Blastomycosis (North American blastomycosis, Gilchrist's disease) is infection, mainly of the lungs, caused by the fungus Blastomyces dermatitidis.
Spores of Blastomyces probably enter the body through the airways when the spores are inhaled. Thus, blastomycosis affects primarily the lungs, but the fungi occasionally spread through the bloodstream to other areas of the body, including the skin.
Most infections occur in the United States, chiefly in the Southeast and the Mississippi River valley, where the fungus lives in the soil near river beds. Infections have also occurred in widely scattered areas of Africa. Men aged 20 to 40 years are most commonly infected. Unlike most fungal infections, blastomycosis is not more common among people with AIDS.
Blastomycosis of the lungs begins gradually with a fever, chills, and drenching sweats. Chest pain, difficulty breathing, and a cough that may or may not bring up sputum may also develop. The lung infection usually progresses slowly, but people sometimes get better without treatment.
When blastomycosis spreads, it can affect many areas of the body, but the skin, bones, and reproductive and urinary tracts (including the prostate gland) are the most common sites. Skin infection begins as very small, raised bumps (papules), which may contain pus. Raised, warty patches then develop, surrounded by tiny, painless collections of pus (abscesses). Tissues over infected bones may become swollen and painful. In men, the coiled tube on top of testes (epididymis) may swell, causing pain, or infection of the prostate gland (prostatitis) may cause discomfort.
Occasionally, fungi spread to the tissues that cover the brain and spinal cord (meninges), causing fungal meningitis. This infection can cause headache and confusion.
Diagnosis and Treatment
A doctor diagnoses blastomycosis by sending a sample of sputum or infected tissue to a laboratory to be examined under a microscope and cultured.
Blastomycosis may be treated with amphotericin B, given intravenously, or itraconazole or voriconazole, given by mouth. With treatment, people begin to feel better fairly quickly, but the drug must be continued for months.

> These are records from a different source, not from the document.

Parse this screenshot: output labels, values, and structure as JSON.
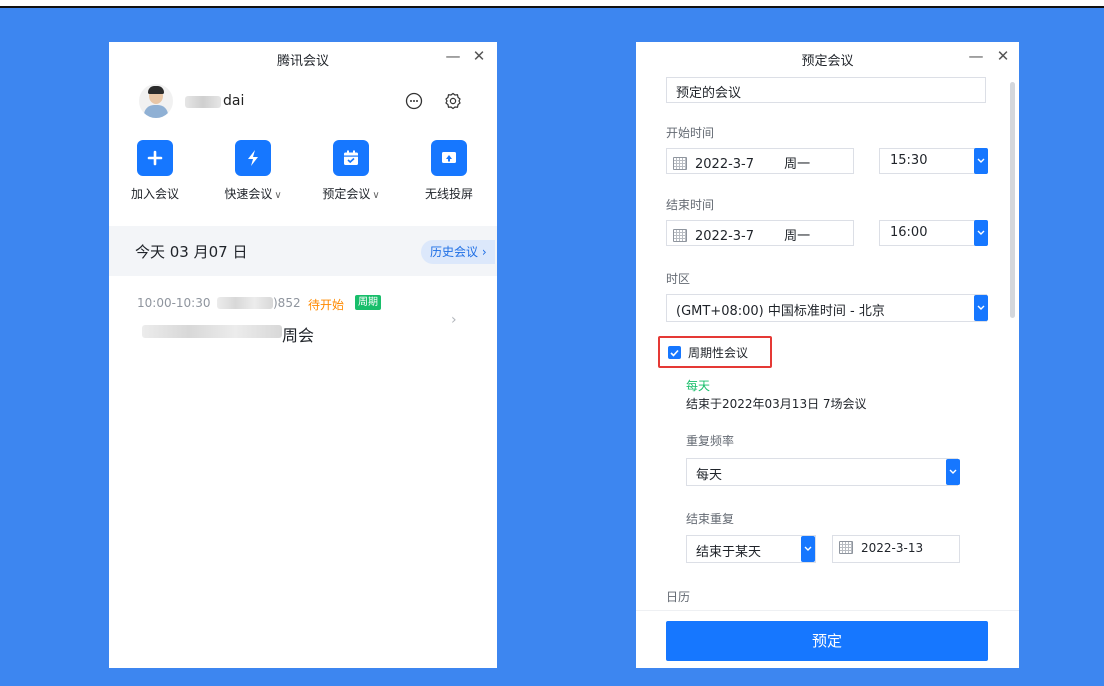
{
  "left_window": {
    "title": "腾讯会议",
    "minimize": "—",
    "close": "✕",
    "user": {
      "name": "dai"
    },
    "actions": [
      {
        "label": "加入会议",
        "caret": ""
      },
      {
        "label": "快速会议",
        "caret": "∨"
      },
      {
        "label": "预定会议",
        "caret": "∨"
      },
      {
        "label": "无线投屏",
        "caret": ""
      }
    ],
    "today_label": "今天 03 月07 日",
    "history_label": "历史会议 ›",
    "meeting": {
      "time": "10:00-10:30",
      "code_suffix": ")852",
      "status": "待开始",
      "badge": "周期",
      "name_suffix": "周会",
      "chevron": "›"
    }
  },
  "right_window": {
    "title": "预定会议",
    "minimize": "—",
    "close": "✕",
    "subject_value": "预定的会议",
    "start_label": "开始时间",
    "start_date": "2022-3-7",
    "start_weekday": "周一",
    "start_time": "15:30",
    "end_label": "结束时间",
    "end_date": "2022-3-7",
    "end_weekday": "周一",
    "end_time": "16:00",
    "timezone_label": "时区",
    "timezone_value": "(GMT+08:00) 中国标准时间 - 北京",
    "recurring_label": "周期性会议",
    "recurring_checked": true,
    "recurrence_summary_freq": "每天",
    "recurrence_summary_end": "结束于2022年03月13日 7场会议",
    "repeat_freq_label": "重复频率",
    "repeat_freq_value": "每天",
    "end_repeat_label": "结束重复",
    "end_repeat_mode": "结束于某天",
    "end_repeat_date": "2022-3-13",
    "calendar_label": "日历",
    "submit_label": "预定"
  },
  "colors": {
    "background": "#3d86f0",
    "accent": "#1677ff",
    "status_pending": "#ff8a00",
    "badge_green": "#19be6b",
    "highlight_red": "#e53935"
  }
}
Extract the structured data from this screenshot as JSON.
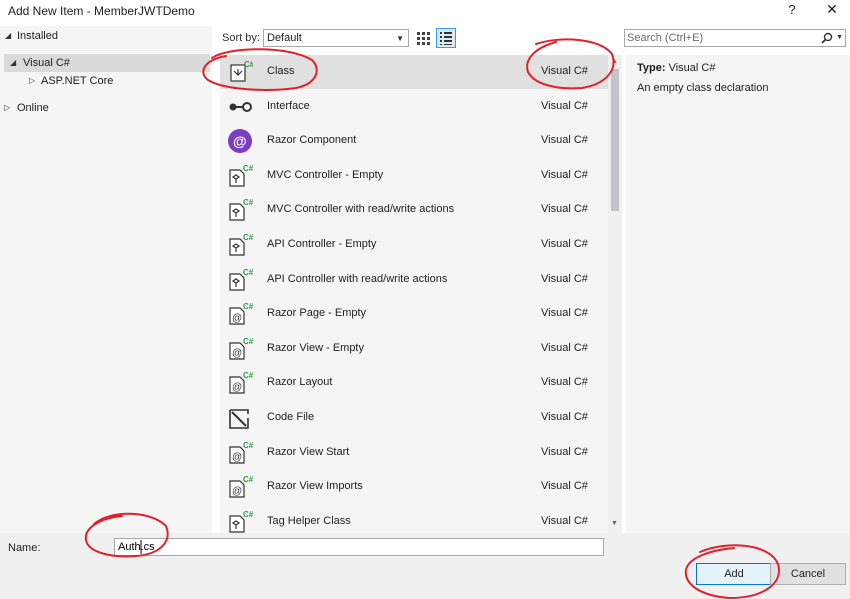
{
  "window": {
    "title": "Add New Item - MemberJWTDemo",
    "help_label": "?",
    "close_label": "✕"
  },
  "tree": {
    "installed_label": "Installed",
    "visual_csharp_label": "Visual C#",
    "aspnet_core_label": "ASP.NET Core",
    "online_label": "Online"
  },
  "toolbar": {
    "sort_label": "Sort by:",
    "sort_value": "Default"
  },
  "search": {
    "placeholder": "Search (Ctrl+E)"
  },
  "templates": [
    {
      "name": "Class",
      "language": "Visual C#",
      "icon": "class-icon"
    },
    {
      "name": "Interface",
      "language": "Visual C#",
      "icon": "interface-icon"
    },
    {
      "name": "Razor Component",
      "language": "Visual C#",
      "icon": "razor-component-icon"
    },
    {
      "name": "MVC Controller - Empty",
      "language": "Visual C#",
      "icon": "controller-icon"
    },
    {
      "name": "MVC Controller with read/write actions",
      "language": "Visual C#",
      "icon": "controller-icon"
    },
    {
      "name": "API Controller - Empty",
      "language": "Visual C#",
      "icon": "controller-icon"
    },
    {
      "name": "API Controller with read/write actions",
      "language": "Visual C#",
      "icon": "controller-icon"
    },
    {
      "name": "Razor Page - Empty",
      "language": "Visual C#",
      "icon": "razor-page-icon"
    },
    {
      "name": "Razor View - Empty",
      "language": "Visual C#",
      "icon": "razor-page-icon"
    },
    {
      "name": "Razor Layout",
      "language": "Visual C#",
      "icon": "razor-page-icon"
    },
    {
      "name": "Code File",
      "language": "Visual C#",
      "icon": "code-file-icon"
    },
    {
      "name": "Razor View Start",
      "language": "Visual C#",
      "icon": "razor-page-icon"
    },
    {
      "name": "Razor View Imports",
      "language": "Visual C#",
      "icon": "razor-page-icon"
    },
    {
      "name": "Tag Helper Class",
      "language": "Visual C#",
      "icon": "controller-icon"
    }
  ],
  "detail": {
    "type_label": "Type:",
    "type_value": "Visual C#",
    "description": "An empty class declaration"
  },
  "name_field": {
    "label": "Name:",
    "value": "Auth.cs"
  },
  "buttons": {
    "add_label": "Add",
    "cancel_label": "Cancel"
  },
  "colors": {
    "accent": "#0078d7",
    "selected_row": "#e0e0e0",
    "annotation": "#e0202a",
    "csharp_green": "#2e9e3f"
  }
}
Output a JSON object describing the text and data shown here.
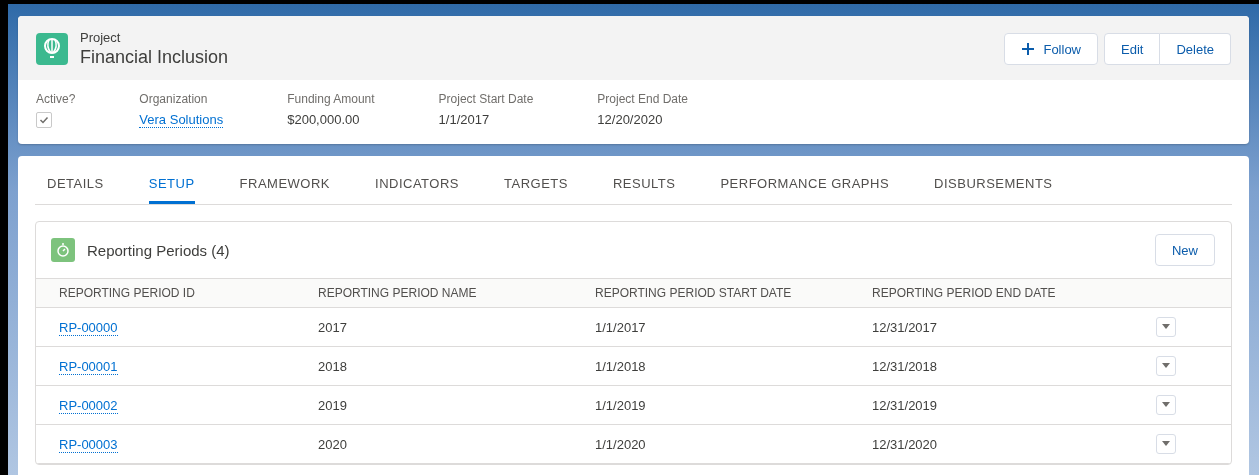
{
  "header": {
    "object_type": "Project",
    "title": "Financial Inclusion",
    "buttons": [
      {
        "kind": "follow",
        "label": "Follow"
      },
      {
        "kind": "group",
        "label": "Edit"
      },
      {
        "kind": "group",
        "label": "Delete"
      }
    ]
  },
  "fields": [
    {
      "kind": "checkbox",
      "label": "Active?",
      "checked": true
    },
    {
      "kind": "link",
      "label": "Organization",
      "value": "Vera Solutions"
    },
    {
      "kind": "text",
      "label": "Funding Amount",
      "value": "$200,000.00"
    },
    {
      "kind": "text",
      "label": "Project Start Date",
      "value": "1/1/2017"
    },
    {
      "kind": "text",
      "label": "Project End Date",
      "value": "12/20/2020"
    }
  ],
  "tabs": [
    {
      "label": "DETAILS",
      "selected": false
    },
    {
      "label": "SETUP",
      "selected": true
    },
    {
      "label": "FRAMEWORK",
      "selected": false
    },
    {
      "label": "INDICATORS",
      "selected": false
    },
    {
      "label": "TARGETS",
      "selected": false
    },
    {
      "label": "RESULTS",
      "selected": false
    },
    {
      "label": "PERFORMANCE GRAPHS",
      "selected": false
    },
    {
      "label": "DISBURSEMENTS",
      "selected": false
    }
  ],
  "related_list": {
    "title": "Reporting Periods (4)",
    "new_button": "New",
    "columns": [
      "REPORTING PERIOD ID",
      "REPORTING PERIOD NAME",
      "REPORTING PERIOD START DATE",
      "REPORTING PERIOD END DATE"
    ],
    "rows": [
      [
        "RP-00000",
        "2017",
        "1/1/2017",
        "12/31/2017"
      ],
      [
        "RP-00001",
        "2018",
        "1/1/2018",
        "12/31/2018"
      ],
      [
        "RP-00002",
        "2019",
        "1/1/2019",
        "12/31/2019"
      ],
      [
        "RP-00003",
        "2020",
        "1/1/2020",
        "12/31/2020"
      ]
    ]
  }
}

Without treatment, blastomycosis slowly worsens and leads to death.
Last full review/revision October 2008 by Alan M. Sugar, MD